3M (NYSE:MMM) is a company that most people know about but few fully understand. Going well beyond its most visible products like Post-It Notes and Scotch tape, 3M has its fingers in a huge number of different sectors of the economy, and its innovative spirit has enabled it to get profits from an impressive number of sources.

For dividend investors, 3M has been even more lucrative. With a streak of 59 straight years of dividend increases, 3M numbers among the elite dividend stocks in the entire U.S. stock market. Yet investors want to know if 3M's dividends are sustainable and whether its pace of dividend growth will continue into the future. Let's take a closer look at 3M and its dividend history to get some ideas about what's likely to come down the road.

3M Post-It origami.

Image source: 3M.

3M and its history of dividends

3M has been remarkably consistent with its dividend payments to shareholders. The company has paid dividends without interruption for more than a century, and only a handful of stocks can claim a longer streak of consecutive years of dividend increases than 3M.

3M's dividend track record has followed in lockstep with its core business prospects. During more sluggish economic periods, 3M's growth rate on its dividends would moderate somewhat. Then, when prospects picked up for the conglomerate, shareholders would see greater rewards in the form of accelerated payouts.

The 2000s present a good example of this phenomenon. Recessionary conditions early in the decade forced 3M to moderate its dividend growth rates, but it still made sure shareholders got at least something every year. Then, during the middle part of the decade, economic prospects throughout the business community improved, and that put 3M in a better position to serve its consumer and corporate customers. The resulting surge led 3M to make the decision to accelerate the pace of its dividend increases.

MMM Dividend Chart

MMM Dividend data by YCharts.

More recently, 3M has gone through another big growth spurt. The recovery in the early 2010s provided a great bounce from the 2008 recession, and toward the end of 2013, 3M said that it would give shareholders a huge 35% boost to quarterly payments going forward. The company followed that up with another 20% increase the next year.

What's the latest on 3M dividends?

Since then, 3M dividend increases have moderated somewhat. An 8% increase took effect in 2016, and the most recent move was a 7% rise to $1.175 per share.

One reason for the slowdown might well have to do with 3M's desire to keep dividend growth in line with how its bottom line is faring. Over the past decade, 3M has seen its payout ratio climb from the 35% to 40% range up above 50%. That's not a troublingly high level, but it does demonstrate that some of the payout growth that investors have seen has come at the expense of 3M having a smaller percentage of its profits left over to use for other purposes, such as stock repurchases, internal investment, or strategic acquisitions.

Will 3M's dividend history go on?

For 3M to keep sustaining its dividend growth, it needs to see some major successes. Lately, the company's consumer segment has been a relative disappointment, with organic growth having fallen during its most recent quarter. Yet even with those headwinds, 3M has massive opportunities in the industrial segment, which is the biggest of the conglomerate's major divisions. At the same time, healthcare could be a growth driver in the future as well, and 3M's work in the electronics and energy business and the safety and graphics segment could help its financial situation going forward.

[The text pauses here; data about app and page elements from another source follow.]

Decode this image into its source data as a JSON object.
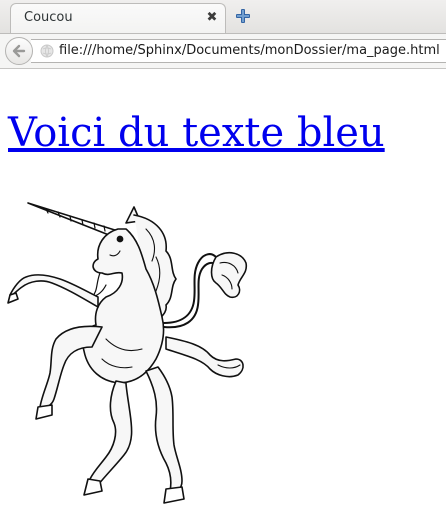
{
  "tab": {
    "title": "Coucou",
    "close_glyph": "✖",
    "icons": {
      "close": "close-icon",
      "new_tab": "plus-icon"
    }
  },
  "navbar": {
    "url": "file:///home/Sphinx/Documents/monDossier/ma_page.html",
    "icons": {
      "back": "back-arrow-icon",
      "site": "site-identity-icon"
    }
  },
  "page": {
    "link_text": "Voici du texte bleu",
    "link_color": "#0000ee",
    "image": "unicorn-heraldic-illustration"
  }
}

3M has used its innovative spirit to maximize its profit potential, and dividend investors have gotten a lot from their holdings in the conglomerate's stock. Having demonstrated an ability to weather tough economic conditions successfully, 3M is in a good position to extend its dividend streak to 60 years and beyond in the years to come.

Dan Caplinger has no position in any stocks mentioned. The Motley Fool has no position in any of the stocks mentioned. The Motley Fool has a disclosure policy.